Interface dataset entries
▬▬▬▬▬▬
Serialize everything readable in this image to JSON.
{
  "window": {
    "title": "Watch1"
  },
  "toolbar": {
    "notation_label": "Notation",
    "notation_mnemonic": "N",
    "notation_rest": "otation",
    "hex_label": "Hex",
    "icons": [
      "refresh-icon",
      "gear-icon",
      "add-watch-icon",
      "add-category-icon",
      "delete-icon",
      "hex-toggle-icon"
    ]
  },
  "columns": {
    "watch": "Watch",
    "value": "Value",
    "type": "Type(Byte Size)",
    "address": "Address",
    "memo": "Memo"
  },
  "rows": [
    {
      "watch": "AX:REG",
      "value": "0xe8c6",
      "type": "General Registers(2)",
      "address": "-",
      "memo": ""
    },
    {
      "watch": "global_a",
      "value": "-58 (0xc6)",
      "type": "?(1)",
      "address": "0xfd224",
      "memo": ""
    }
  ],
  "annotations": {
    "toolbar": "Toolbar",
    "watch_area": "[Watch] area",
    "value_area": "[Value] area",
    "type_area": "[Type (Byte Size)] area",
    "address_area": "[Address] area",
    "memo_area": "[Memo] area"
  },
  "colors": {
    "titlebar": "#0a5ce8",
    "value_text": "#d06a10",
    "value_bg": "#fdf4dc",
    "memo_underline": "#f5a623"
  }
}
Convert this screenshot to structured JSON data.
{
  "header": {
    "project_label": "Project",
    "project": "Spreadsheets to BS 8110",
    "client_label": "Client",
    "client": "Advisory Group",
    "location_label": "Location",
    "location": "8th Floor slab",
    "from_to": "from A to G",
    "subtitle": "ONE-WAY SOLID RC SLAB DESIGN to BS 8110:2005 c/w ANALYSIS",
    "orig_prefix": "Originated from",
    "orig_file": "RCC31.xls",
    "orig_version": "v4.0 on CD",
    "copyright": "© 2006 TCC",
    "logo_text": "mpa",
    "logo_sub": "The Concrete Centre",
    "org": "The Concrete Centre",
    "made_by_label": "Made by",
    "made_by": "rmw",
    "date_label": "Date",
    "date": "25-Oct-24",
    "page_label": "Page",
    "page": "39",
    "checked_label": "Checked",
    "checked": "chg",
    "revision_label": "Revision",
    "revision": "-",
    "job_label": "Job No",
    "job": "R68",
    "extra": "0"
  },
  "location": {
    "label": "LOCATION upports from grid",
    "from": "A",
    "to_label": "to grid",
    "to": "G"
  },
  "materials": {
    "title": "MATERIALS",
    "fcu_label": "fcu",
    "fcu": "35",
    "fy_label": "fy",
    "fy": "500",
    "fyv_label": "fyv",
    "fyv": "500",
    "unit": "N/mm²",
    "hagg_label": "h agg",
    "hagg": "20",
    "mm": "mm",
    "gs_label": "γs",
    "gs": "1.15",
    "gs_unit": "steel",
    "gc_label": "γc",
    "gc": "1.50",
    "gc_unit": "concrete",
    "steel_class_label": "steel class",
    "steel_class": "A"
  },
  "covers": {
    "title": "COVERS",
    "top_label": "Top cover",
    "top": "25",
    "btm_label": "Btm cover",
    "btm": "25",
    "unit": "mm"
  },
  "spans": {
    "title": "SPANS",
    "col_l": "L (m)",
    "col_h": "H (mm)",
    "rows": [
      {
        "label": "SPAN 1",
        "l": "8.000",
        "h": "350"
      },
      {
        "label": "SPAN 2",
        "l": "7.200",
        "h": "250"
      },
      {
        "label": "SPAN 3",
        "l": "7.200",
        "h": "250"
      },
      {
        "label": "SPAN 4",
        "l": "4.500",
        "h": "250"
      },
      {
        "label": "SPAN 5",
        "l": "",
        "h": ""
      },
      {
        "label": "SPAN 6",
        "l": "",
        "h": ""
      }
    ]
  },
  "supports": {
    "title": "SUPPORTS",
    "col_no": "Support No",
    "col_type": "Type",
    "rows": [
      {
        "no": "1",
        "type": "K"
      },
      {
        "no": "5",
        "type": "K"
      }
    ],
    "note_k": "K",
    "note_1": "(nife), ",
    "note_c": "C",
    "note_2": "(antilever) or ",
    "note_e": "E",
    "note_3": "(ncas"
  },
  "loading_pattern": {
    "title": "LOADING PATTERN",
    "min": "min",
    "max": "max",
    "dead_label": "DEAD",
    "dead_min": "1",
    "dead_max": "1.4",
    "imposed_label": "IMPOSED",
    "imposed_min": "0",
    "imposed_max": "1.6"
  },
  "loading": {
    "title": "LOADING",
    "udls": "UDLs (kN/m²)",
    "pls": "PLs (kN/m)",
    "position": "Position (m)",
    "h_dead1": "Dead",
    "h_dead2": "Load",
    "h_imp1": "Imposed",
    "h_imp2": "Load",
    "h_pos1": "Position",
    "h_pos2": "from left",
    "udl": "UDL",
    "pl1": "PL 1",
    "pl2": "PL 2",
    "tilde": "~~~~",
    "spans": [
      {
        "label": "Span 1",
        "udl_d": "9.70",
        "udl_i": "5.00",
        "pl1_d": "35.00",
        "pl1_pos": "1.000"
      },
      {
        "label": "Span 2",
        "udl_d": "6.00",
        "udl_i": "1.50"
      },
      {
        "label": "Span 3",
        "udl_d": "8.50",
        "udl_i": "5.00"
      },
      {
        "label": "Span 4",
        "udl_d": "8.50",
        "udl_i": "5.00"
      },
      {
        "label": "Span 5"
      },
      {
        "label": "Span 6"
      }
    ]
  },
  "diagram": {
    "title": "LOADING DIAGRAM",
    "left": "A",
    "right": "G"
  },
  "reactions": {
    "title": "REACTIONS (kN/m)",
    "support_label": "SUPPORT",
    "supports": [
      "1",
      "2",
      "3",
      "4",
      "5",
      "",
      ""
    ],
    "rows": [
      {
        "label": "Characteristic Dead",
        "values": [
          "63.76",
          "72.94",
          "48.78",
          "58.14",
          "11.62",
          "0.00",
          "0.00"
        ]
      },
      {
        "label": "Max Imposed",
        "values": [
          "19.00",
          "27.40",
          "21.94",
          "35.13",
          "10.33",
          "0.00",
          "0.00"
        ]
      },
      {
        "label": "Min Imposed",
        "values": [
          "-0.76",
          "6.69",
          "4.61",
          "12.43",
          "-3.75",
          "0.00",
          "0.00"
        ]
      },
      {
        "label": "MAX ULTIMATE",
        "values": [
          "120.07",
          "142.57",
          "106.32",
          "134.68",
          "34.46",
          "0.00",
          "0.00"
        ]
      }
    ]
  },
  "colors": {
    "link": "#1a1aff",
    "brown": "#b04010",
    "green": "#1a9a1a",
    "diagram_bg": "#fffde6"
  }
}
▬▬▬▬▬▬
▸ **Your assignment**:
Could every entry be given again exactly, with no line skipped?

▸ **Output for this task**:
Serialize everything readable in this image to JSON.
{
  "window": {
    "title": "Watch1"
  },
  "toolbar": {
    "notation_label": "Notation",
    "notation_mnemonic": "N",
    "notation_rest": "otation",
    "hex_label": "Hex",
    "icons": [
      "refresh-icon",
      "gear-icon",
      "add-watch-icon",
      "add-category-icon",
      "delete-icon",
      "hex-toggle-icon"
    ]
  },
  "columns": {
    "watch": "Watch",
    "value": "Value",
    "type": "Type(Byte Size)",
    "address": "Address",
    "memo": "Memo"
  },
  "rows": [
    {
      "watch": "AX:REG",
      "value": "0xe8c6",
      "type": "General Registers(2)",
      "address": "-",
      "memo": ""
    },
    {
      "watch": "global_a",
      "value": "-58 (0xc6)",
      "type": "?(1)",
      "address": "0xfd224",
      "memo": ""
    }
  ],
  "annotations": {
    "toolbar": "Toolbar",
    "watch_area": "[Watch] area",
    "value_area": "[Value] area",
    "type_area": "[Type (Byte Size)] area",
    "address_area": "[Address] area",
    "memo_area": "[Memo] area"
  },
  "colors": {
    "titlebar": "#0a5ce8",
    "value_text": "#d06a10",
    "value_bg": "#fdf4dc",
    "memo_underline": "#f5a623"
  }
}
Convert this screenshot to structured JSON data.
{
  "header": {
    "project_label": "Project",
    "project": "Spreadsheets to BS 8110",
    "client_label": "Client",
    "client": "Advisory Group",
    "location_label": "Location",
    "location": "8th Floor slab",
    "from_to": "from A to G",
    "subtitle": "ONE-WAY SOLID RC SLAB DESIGN to BS 8110:2005 c/w ANALYSIS",
    "orig_prefix": "Originated from",
    "orig_file": "RCC31.xls",
    "orig_version": "v4.0 on CD",
    "copyright": "© 2006 TCC",
    "logo_text": "mpa",
    "logo_sub": "The Concrete Centre",
    "org": "The Concrete Centre",
    "made_by_label": "Made by",
    "made_by": "rmw",
    "date_label": "Date",
    "date": "25-Oct-24",
    "page_label": "Page",
    "page": "39",
    "checked_label": "Checked",
    "checked": "chg",
    "revision_label": "Revision",
    "revision": "-",
    "job_label": "Job No",
    "job": "R68",
    "extra": "0"
  },
  "location": {
    "label": "LOCATION upports from grid",
    "from": "A",
    "to_label": "to grid",
    "to": "G"
  },
  "materials": {
    "title": "MATERIALS",
    "fcu_label": "fcu",
    "fcu": "35",
    "fy_label": "fy",
    "fy": "500",
    "fyv_label": "fyv",
    "fyv": "500",
    "unit": "N/mm²",
    "hagg_label": "h agg",
    "hagg": "20",
    "mm": "mm",
    "gs_label": "γs",
    "gs": "1.15",
    "gs_unit": "steel",
    "gc_label": "γc",
    "gc": "1.50",
    "gc_unit": "concrete",
    "steel_class_label": "steel class",
    "steel_class": "A"
  },
  "covers": {
    "title": "COVERS",
    "top_label": "Top cover",
    "top": "25",
    "btm_label": "Btm cover",
    "btm": "25",
    "unit": "mm"
  },
  "spans": {
    "title": "SPANS",
    "col_l": "L (m)",
    "col_h": "H (mm)",
    "rows": [
      {
        "label": "SPAN 1",
        "l": "8.000",
        "h": "350"
      },
      {
        "label": "SPAN 2",
        "l": "7.200",
        "h": "250"
      },
      {
        "label": "SPAN 3",
        "l": "7.200",
        "h": "250"
      },
      {
        "label": "SPAN 4",
        "l": "4.500",
        "h": "250"
      },
      {
        "label": "SPAN 5",
        "l": "",
        "h": ""
      },
      {
        "label": "SPAN 6",
        "l": "",
        "h": ""
      }
    ]
  },
  "supports": {
    "title": "SUPPORTS",
    "col_no": "Support No",
    "col_type": "Type",
    "rows": [
      {
        "no": "1",
        "type": "K"
      },
      {
        "no": "5",
        "type": "K"
      }
    ],
    "note_k": "K",
    "note_1": "(nife), ",
    "note_c": "C",
    "note_2": "(antilever) or ",
    "note_e": "E",
    "note_3": "(ncas"
  },
  "loading_pattern": {
    "title": "LOADING PATTERN",
    "min": "min",
    "max": "max",
    "dead_label": "DEAD",
    "dead_min": "1",
    "dead_max": "1.4",
    "imposed_label": "IMPOSED",
    "imposed_min": "0",
    "imposed_max": "1.6"
  },
  "loading": {
    "title": "LOADING",
    "udls": "UDLs (kN/m²)",
    "pls": "PLs (kN/m)",
    "position": "Position (m)",
    "h_dead1": "Dead",
    "h_dead2": "Load",
    "h_imp1": "Imposed",
    "h_imp2": "Load",
    "h_pos1": "Position",
    "h_pos2": "from left",
    "udl": "UDL",
    "pl1": "PL 1",
    "pl2": "PL 2",
    "tilde": "~~~~",
    "spans": [
      {
        "label": "Span 1",
        "udl_d": "9.70",
        "udl_i": "5.00",
        "pl1_d": "35.00",
        "pl1_pos": "1.000"
      },
      {
        "label": "Span 2",
        "udl_d": "6.00",
        "udl_i": "1.50"
      },
      {
        "label": "Span 3",
        "udl_d": "8.50",
        "udl_i": "5.00"
      },
      {
        "label": "Span 4",
        "udl_d": "8.50",
        "udl_i": "5.00"
      },
      {
        "label": "Span 5"
      },
      {
        "label": "Span 6"
      }
    ]
  },
  "diagram": {
    "title": "LOADING DIAGRAM",
    "left": "A",
    "right": "G"
  },
  "reactions": {
    "title": "REACTIONS (kN/m)",
    "support_label": "SUPPORT",
    "supports": [
      "1",
      "2",
      "3",
      "4",
      "5",
      "",
      ""
    ],
    "rows": [
      {
        "label": "Characteristic Dead",
        "values": [
          "63.76",
          "72.94",
          "48.78",
          "58.14",
          "11.62",
          "0.00",
          "0.00"
        ]
      },
      {
        "label": "Max Imposed",
        "values": [
          "19.00",
          "27.40",
          "21.94",
          "35.13",
          "10.33",
          "0.00",
          "0.00"
        ]
      },
      {
        "label": "Min Imposed",
        "values": [
          "-0.76",
          "6.69",
          "4.61",
          "12.43",
          "-3.75",
          "0.00",
          "0.00"
        ]
      },
      {
        "label": "MAX ULTIMATE",
        "values": [
          "120.07",
          "142.57",
          "106.32",
          "134.68",
          "34.46",
          "0.00",
          "0.00"
        ]
      }
    ]
  },
  "colors": {
    "link": "#1a1aff",
    "brown": "#b04010",
    "green": "#1a9a1a",
    "diagram_bg": "#fffde6"
  }
}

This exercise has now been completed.